The first round of snow led to school closures on Feb. 4 and 5. School started two hours late on Feb. 6 and 7. The second round of snow resulted in five more closures, Feb. 11-15. The snowstorm was so severe that Gov. Jay Inslee declared a state of emergency, which allows school districts to apply for waivers of up to five school days that were lost to closures resulting from the storm. Waiving school days is only one element that is under consideration, since school districts are required to provide at least 1,027 hours of instruction per year along with 180 school days. The district provides 1,030.5 hours of instruction, which is 3.5 hours above the state requirement. So, even if the district waives school days, the hours still must equal at least 1,027.
The Feb. 4 snow day will be made up on May 24, which is a makeup day built into the calendar. The other makeup day, on Jan. 28, was used to recover a day that was canceled due to a windstorm on Jan. 7. The remaining lost days and late starts add up to 40 hours (2,400 minutes) that must be recovered.
District officials are considering several options to restore the lost hours. Making up the lost time will require some combination of these options:
Adding days in June;
Canceling some or all remaining early release days;
Making the last day of school a full day instead of a half day;
Adding instructional time to each remaining school day to help meet the state requirement;
Using one or more Saturdays as school days for seniors;
Using part of Spring Break as school days.
Over the course of three meetings that have focused on how to make up instructional time, representatives from administration, teachers, classified staff, PTA/PTO, and members of the Human Resources and Payroll departments examined several scenarios. Because the school calendar is subject to contract bargaining, those ideas will be further explored during labor discussions on Friday between district administrators and bargaining units that represent teachers, classified staff, and principals. Those talks will result in a calendar proposal that will be presented to the School Board for adoption.
In addition to restoring instructional hours, discussion has included how to best accommodate Tahoma High School’s graduation schedule, state assessments, and families and staff who have vacation and travel plans in place for Spring Break and the days immediately following the current last day of school on June 19. Other consideration is being given to the impact on family schedules if the school day is extended as a way to recover instructional time.
Another question is when to begin implementing changes.

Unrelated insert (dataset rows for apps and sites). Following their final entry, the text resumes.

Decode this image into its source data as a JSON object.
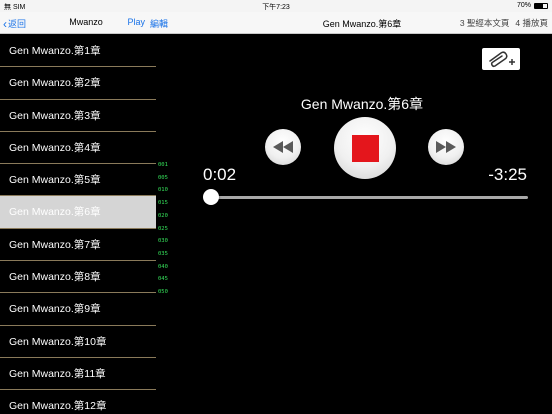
{
  "status_bar": {
    "carrier": "無 SIM",
    "time": "下午7:23",
    "battery": "70%"
  },
  "left_nav": {
    "back_label": "返回",
    "title": "Mwanzo",
    "play_label": "Play",
    "edit_label": "編輯"
  },
  "chapters": [
    {
      "label": "Gen Mwanzo.第1章"
    },
    {
      "label": "Gen Mwanzo.第2章"
    },
    {
      "label": "Gen Mwanzo.第3章"
    },
    {
      "label": "Gen Mwanzo.第4章"
    },
    {
      "label": "Gen Mwanzo.第5章"
    },
    {
      "label": "Gen Mwanzo.第6章"
    },
    {
      "label": "Gen Mwanzo.第7章"
    },
    {
      "label": "Gen Mwanzo.第8章"
    },
    {
      "label": "Gen Mwanzo.第9章"
    },
    {
      "label": "Gen Mwanzo.第10章"
    },
    {
      "label": "Gen Mwanzo.第11章"
    },
    {
      "label": "Gen Mwanzo.第12章"
    }
  ],
  "selected_chapter_index": 5,
  "index_labels": [
    "001",
    "005",
    "010",
    "015",
    "020",
    "025",
    "030",
    "035",
    "040",
    "045",
    "050"
  ],
  "right_nav": {
    "title": "Gen Mwanzo.第6章",
    "scripture_label": "3 聖經本文頁",
    "playlist_label": "4 播放頁"
  },
  "player": {
    "track_title": "Gen Mwanzo.第6章",
    "elapsed": "0:02",
    "remaining": "-3:25",
    "progress": 0.01
  },
  "colors": {
    "accent": "#1a73e8",
    "index_green": "#35e05a",
    "stop_red": "#e4161c",
    "divider": "#8a7a5a",
    "selected_row": "#d5d5d5"
  },
  "icons": {
    "back": "chevron-left-icon",
    "attach": "paperclip-plus-icon",
    "rewind": "rewind-icon",
    "stop": "stop-icon",
    "forward": "fast-forward-icon"
  }
}
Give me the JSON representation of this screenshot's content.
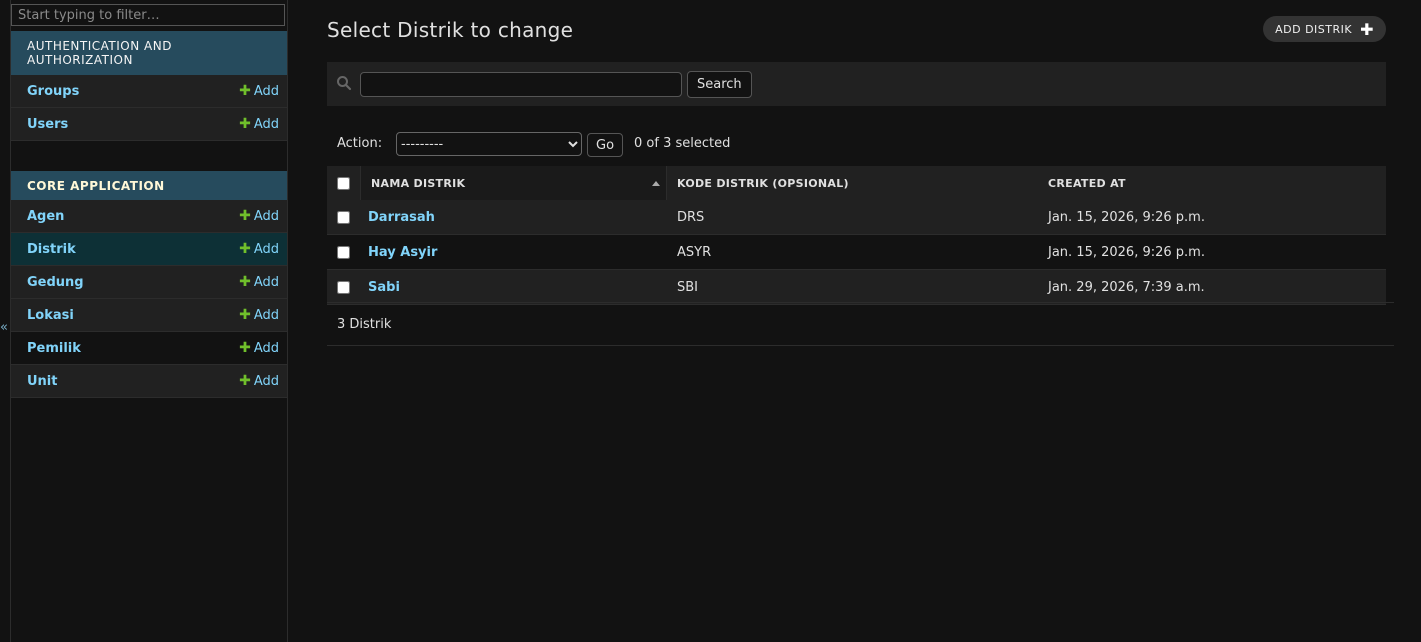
{
  "sidebar": {
    "filter_placeholder": "Start typing to filter…",
    "collapse_glyph": "«",
    "modules": [
      {
        "title": "AUTHENTICATION AND AUTHORIZATION",
        "models": [
          {
            "name": "Groups",
            "add": "Add"
          },
          {
            "name": "Users",
            "add": "Add"
          }
        ]
      },
      {
        "title": "CORE APPLICATION",
        "models": [
          {
            "name": "Agen",
            "add": "Add"
          },
          {
            "name": "Distrik",
            "add": "Add",
            "current": true
          },
          {
            "name": "Gedung",
            "add": "Add"
          },
          {
            "name": "Lokasi",
            "add": "Add"
          },
          {
            "name": "Pemilik",
            "add": "Add"
          },
          {
            "name": "Unit",
            "add": "Add"
          }
        ]
      }
    ]
  },
  "main": {
    "title": "Select Distrik to change",
    "add_button": "ADD DISTRIK",
    "search_button": "Search",
    "action_label": "Action:",
    "action_selected": "---------",
    "go_button": "Go",
    "selected_count": "0 of 3 selected",
    "columns": [
      "NAMA DISTRIK",
      "KODE DISTRIK (OPSIONAL)",
      "CREATED AT"
    ],
    "rows": [
      {
        "nama": "Darrasah",
        "kode": "DRS",
        "created": "Jan. 15, 2026, 9:26 p.m."
      },
      {
        "nama": "Hay Asyir",
        "kode": "ASYR",
        "created": "Jan. 15, 2026, 9:26 p.m."
      },
      {
        "nama": "Sabi",
        "kode": "SBI",
        "created": "Jan. 29, 2026, 7:39 a.m."
      }
    ],
    "paginator": "3 Distrik"
  },
  "colors": {
    "module_header": "#264b5d",
    "link": "#81d4fa",
    "add_plus": "#70bf2b",
    "current_row": "#0d3036"
  }
}
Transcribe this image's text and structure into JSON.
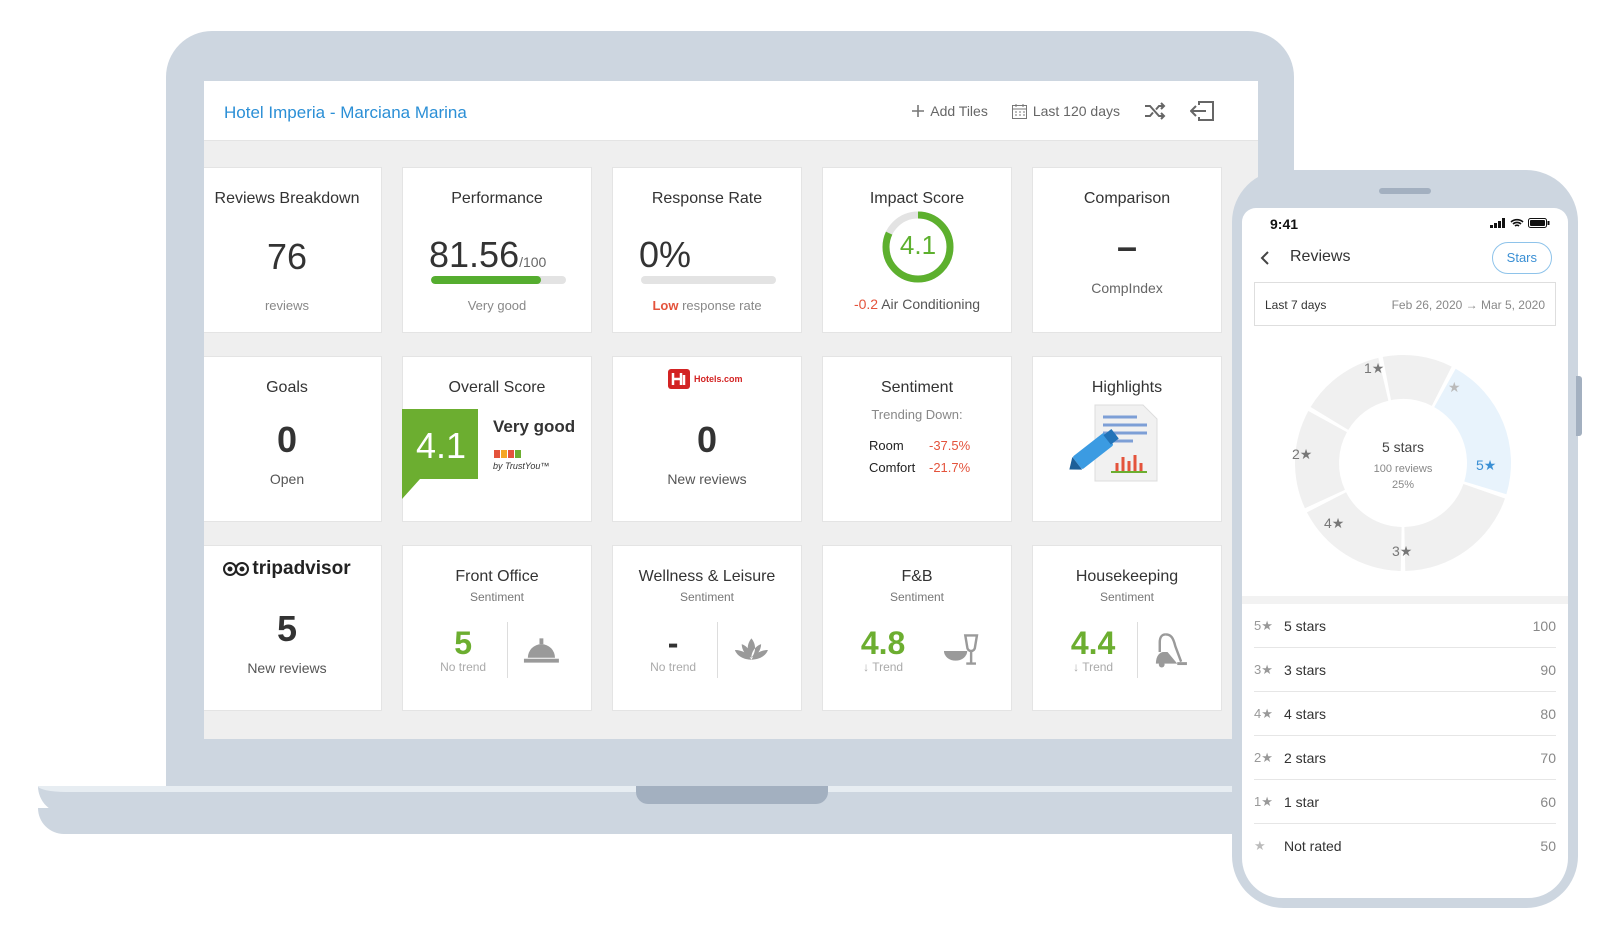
{
  "dashboard": {
    "hotel_title": "Hotel Imperia - Marciana Marina",
    "add_tiles": "Add Tiles",
    "date_range": "Last 120 days"
  },
  "tiles": {
    "reviews_breakdown": {
      "title": "Reviews Breakdown",
      "value": "76",
      "caption": "reviews"
    },
    "performance": {
      "title": "Performance",
      "value": "81.56",
      "suffix": "/100",
      "caption": "Very good",
      "progress": 0.8156
    },
    "response_rate": {
      "title": "Response Rate",
      "value": "0%",
      "caption_prefix": "Low",
      "caption": "response rate",
      "progress": 0
    },
    "impact_score": {
      "title": "Impact Score",
      "value": "4.1",
      "delta": "-0.2",
      "topic": "Air Conditioning",
      "ring": 0.82
    },
    "comparison": {
      "title": "Comparison",
      "value": "–",
      "caption": "CompIndex"
    },
    "goals": {
      "title": "Goals",
      "value": "0",
      "caption": "Open"
    },
    "overall_score": {
      "title": "Overall Score",
      "value": "4.1",
      "label": "Very good",
      "brand": "by TrustYou™"
    },
    "hotels_com": {
      "logo": "Hotels.com",
      "value": "0",
      "caption": "New reviews"
    },
    "sentiment": {
      "title": "Sentiment",
      "subtitle": "Trending Down:",
      "rows": [
        {
          "label": "Room",
          "value": "-37.5%"
        },
        {
          "label": "Comfort",
          "value": "-21.7%"
        }
      ]
    },
    "highlights": {
      "title": "Highlights"
    },
    "tripadvisor": {
      "logo": "tripadvisor",
      "value": "5",
      "caption": "New reviews"
    },
    "front_office": {
      "title": "Front Office",
      "subtitle": "Sentiment",
      "value": "5",
      "trend": "No trend"
    },
    "wellness": {
      "title": "Wellness & Leisure",
      "subtitle": "Sentiment",
      "value": "-",
      "trend": "No trend"
    },
    "fnb": {
      "title": "F&B",
      "subtitle": "Sentiment",
      "value": "4.8",
      "trend": "Trend"
    },
    "housekeeping": {
      "title": "Housekeeping",
      "subtitle": "Sentiment",
      "value": "4.4",
      "trend": "Trend"
    }
  },
  "phone": {
    "time": "9:41",
    "title": "Reviews",
    "stars_button": "Stars",
    "period": "Last 7 days",
    "period_range": "Feb 26, 2020 → Mar 5, 2020",
    "donut": {
      "center_title": "5 stars",
      "center_count": "100 reviews",
      "center_pct": "25%",
      "labels": {
        "one": "1★",
        "not_rated": "★",
        "five": "5★",
        "three": "3★",
        "four": "4★",
        "two": "2★"
      }
    },
    "ratings": [
      {
        "key": "5★",
        "label": "5 stars",
        "count": "100"
      },
      {
        "key": "3★",
        "label": "3 stars",
        "count": "90"
      },
      {
        "key": "4★",
        "label": "4 stars",
        "count": "80"
      },
      {
        "key": "2★",
        "label": "2 stars",
        "count": "70"
      },
      {
        "key": "1★",
        "label": "1 star",
        "count": "60"
      },
      {
        "key": "★",
        "label": "Not rated",
        "count": "50"
      }
    ]
  },
  "colors": {
    "accent": "#2b8fd6",
    "good": "#6cae30",
    "bad": "#e4533c",
    "device": "#cdd6e0"
  }
}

In order to start recovering instructional time and to reduce the need to extend the end of school further into June, it may be necessary to implement changes as soon as mid-March. Changes will be announced to families and staff immediately after a decision is reached by the School Board, which could happen as soon as March 4 or 5.